Some 15 members the European Parliament, along with 150 guests, attended the inaugural ceremony for the Friends of Judea and Samaria in the European Parliament intergroup in Brussels on Tuesday, where they listened to 13-year-old terror victim Ayala Shapira tell her story.
Shapira, who lives in the Samaria region, was wounded at age 11 when terrorists threw a firebomb at the car she was traveling in.
She explained that her family was attacked by a 16-year-old Palestinian who wanted his family to get benefits from the Palestinian Authority while he was imprisoned for his attack. Shapira asked the parliamentarians to consider that fact when they send aid money to the Palestinians, which they think is used for peaceful purposes.
The intergroup was established on the initiative of the foreign relations group of the Samaria Regional Council, the head of which, Yossi Dagan, was present and spoke at the ceremony.
"It has been a long time now that people talk about us, but not with us," said Dagan. "We came here to change the situation and to promote the rights of the Israeli residents of the West Bank who take nothing for granted anymore; from the right to build and grow crops and have proper emergency healthcare."
West Bank representatives signed a joint declaration with the MEPs promising to cooperate to stop the funding of terrorism and reduce trade barriers facing Jewish pioneers in the West Bank. During the event, the participants toasted with wine produced in the West Bank.
The co-founder of the Group of Friends of Judea and Samaria in the European Parliament, Petr Mach, said "we decided to establish this new group in the European Parliament since we want to inform the public and the members of the parliament of the use of the European taxpayers money to support terrorism in Israel, and to let them know that while Palestinian goods that enter Europe are not taxed, Israeli goods are.
"We want to inform the public and the members of the parliament of this lack of fairness and to work together to remove the taxation of Jewish import and to put an end to funding that support terrorism in Israel and the West Bank, whether directly or indirectly."
In addition, Nati Rom, the founder of Lev HaOlam (a West Bank organization that helped to organize the event), spoke about the organization’s efforts in the fight against the boycott movement by distributing products from the West Bank around the world.
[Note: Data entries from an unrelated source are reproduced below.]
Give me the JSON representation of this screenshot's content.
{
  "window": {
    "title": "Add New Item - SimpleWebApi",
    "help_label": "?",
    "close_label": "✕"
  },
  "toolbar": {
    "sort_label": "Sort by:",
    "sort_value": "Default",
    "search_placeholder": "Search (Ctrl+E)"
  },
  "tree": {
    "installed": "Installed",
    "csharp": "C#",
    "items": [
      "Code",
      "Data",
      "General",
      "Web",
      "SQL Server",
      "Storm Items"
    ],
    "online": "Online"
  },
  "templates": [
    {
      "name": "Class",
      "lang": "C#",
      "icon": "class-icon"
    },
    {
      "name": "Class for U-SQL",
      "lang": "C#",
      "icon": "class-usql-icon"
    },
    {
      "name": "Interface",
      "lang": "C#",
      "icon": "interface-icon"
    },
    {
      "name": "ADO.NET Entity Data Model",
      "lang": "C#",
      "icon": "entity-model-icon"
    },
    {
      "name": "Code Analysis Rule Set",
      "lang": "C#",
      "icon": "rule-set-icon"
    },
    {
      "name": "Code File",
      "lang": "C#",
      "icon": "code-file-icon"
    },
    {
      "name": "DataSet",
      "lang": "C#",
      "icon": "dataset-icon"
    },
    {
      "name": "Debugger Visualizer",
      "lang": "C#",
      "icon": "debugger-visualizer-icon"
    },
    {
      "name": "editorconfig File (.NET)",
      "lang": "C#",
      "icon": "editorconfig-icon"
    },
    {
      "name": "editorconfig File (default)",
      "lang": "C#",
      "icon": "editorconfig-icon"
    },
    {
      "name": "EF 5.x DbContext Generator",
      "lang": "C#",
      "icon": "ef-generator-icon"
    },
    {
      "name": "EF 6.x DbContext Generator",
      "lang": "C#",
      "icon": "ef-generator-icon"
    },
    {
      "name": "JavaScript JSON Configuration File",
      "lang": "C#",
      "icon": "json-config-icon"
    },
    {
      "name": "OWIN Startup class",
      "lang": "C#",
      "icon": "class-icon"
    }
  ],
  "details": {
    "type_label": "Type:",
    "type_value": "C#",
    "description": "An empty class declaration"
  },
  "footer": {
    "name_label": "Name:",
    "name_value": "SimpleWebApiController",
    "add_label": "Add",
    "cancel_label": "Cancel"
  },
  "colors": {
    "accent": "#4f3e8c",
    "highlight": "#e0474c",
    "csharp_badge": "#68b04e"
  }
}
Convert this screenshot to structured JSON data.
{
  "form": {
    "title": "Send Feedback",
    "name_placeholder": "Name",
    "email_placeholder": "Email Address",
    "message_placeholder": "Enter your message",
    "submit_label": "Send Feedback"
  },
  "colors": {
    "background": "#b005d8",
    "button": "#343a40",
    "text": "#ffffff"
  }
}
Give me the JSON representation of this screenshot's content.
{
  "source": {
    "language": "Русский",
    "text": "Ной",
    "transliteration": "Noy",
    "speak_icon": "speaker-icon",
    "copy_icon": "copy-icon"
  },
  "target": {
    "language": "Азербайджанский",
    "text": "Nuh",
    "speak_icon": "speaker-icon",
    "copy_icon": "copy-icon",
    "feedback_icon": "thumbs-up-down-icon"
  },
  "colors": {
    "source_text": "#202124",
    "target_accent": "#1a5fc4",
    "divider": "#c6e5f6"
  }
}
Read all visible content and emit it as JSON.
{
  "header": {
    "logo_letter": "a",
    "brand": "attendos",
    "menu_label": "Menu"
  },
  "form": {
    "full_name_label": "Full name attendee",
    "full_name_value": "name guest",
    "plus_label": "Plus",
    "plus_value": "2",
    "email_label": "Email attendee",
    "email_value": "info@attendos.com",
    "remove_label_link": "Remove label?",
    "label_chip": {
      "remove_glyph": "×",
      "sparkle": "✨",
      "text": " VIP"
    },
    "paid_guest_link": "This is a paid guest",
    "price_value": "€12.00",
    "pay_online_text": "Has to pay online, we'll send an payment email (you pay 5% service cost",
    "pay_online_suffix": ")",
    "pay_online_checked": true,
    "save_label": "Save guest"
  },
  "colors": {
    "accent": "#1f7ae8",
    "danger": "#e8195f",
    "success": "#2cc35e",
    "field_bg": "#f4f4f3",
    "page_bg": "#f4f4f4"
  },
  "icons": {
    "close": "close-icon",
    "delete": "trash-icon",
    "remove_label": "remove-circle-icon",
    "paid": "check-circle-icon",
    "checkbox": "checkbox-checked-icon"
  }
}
He emphasized that “the forces driving terror are the same ones that call for boycotting Israel. Communities must work together against this discrimination of Jewish products and preserve the free market.”